The editors at the international journal, Science, have compiled their list of the Top 10 scientific developments for the year 2000, placing genome sequencing first on the list.
Science's Top 10 research advances, chosen for their profound implications for society and the advancement of science, appear in the journal's 22 December 2000 issue.
Genome sequencing steamed full speed ahead this year, as researchers used a synthesis of biology, chemistry, physics, mathematics, computer science, and engineering to decode the script of life in a variety of organisms, from people to fruit flies.
A year ago, reasearchers had completely read the genome of only one multicellular organism, the worm, Caenorhabditis elegans.
Now, sequences exist for the yet-to-be-published human genome, the fruit fly, and the plant geneticists' favorite weed, Arabidopsis thaliana. The genomes of several microbes have been sequenced as well, including those that cause cholera and meningitis. Close on the heels of these successes, the genomes of the mouse, rat, zebrafish, and two species of puffer fish are also nearing completion.
Researchers are already reaping new knowledge from these sequencing efforts, including insights into the diversity of cancer, the causes of aging, and the complexity of the immune system.
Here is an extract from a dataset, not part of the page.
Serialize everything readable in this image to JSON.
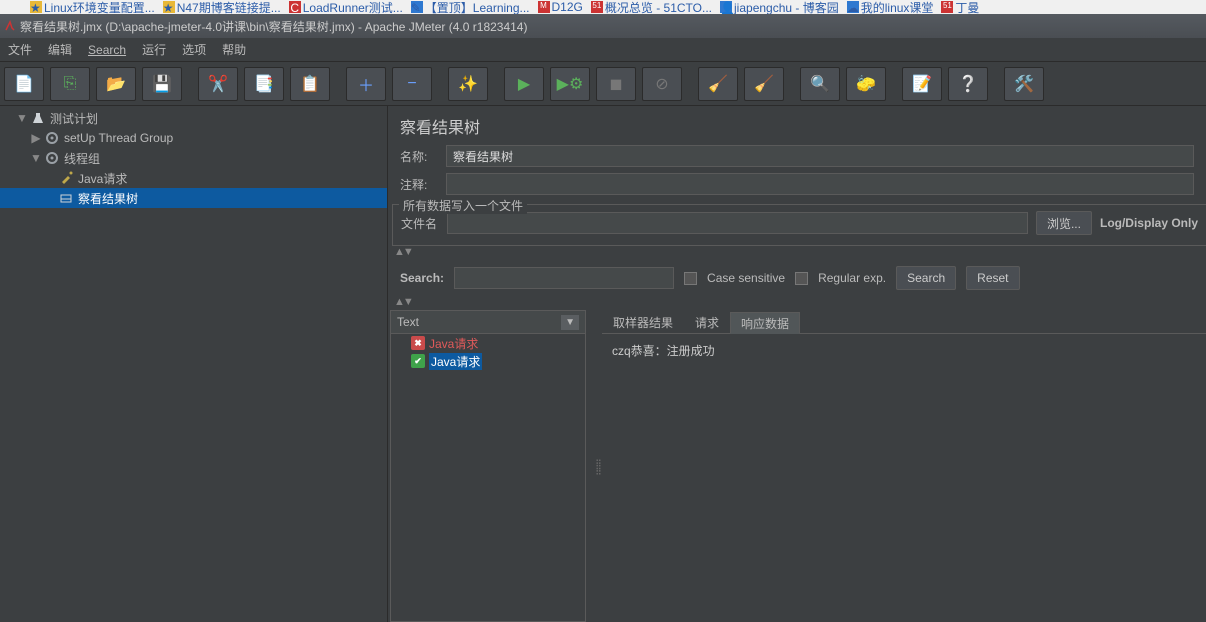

In the 21st century, researchers will decipher whole families of genes and whole pathways of interactive proteins.'"/>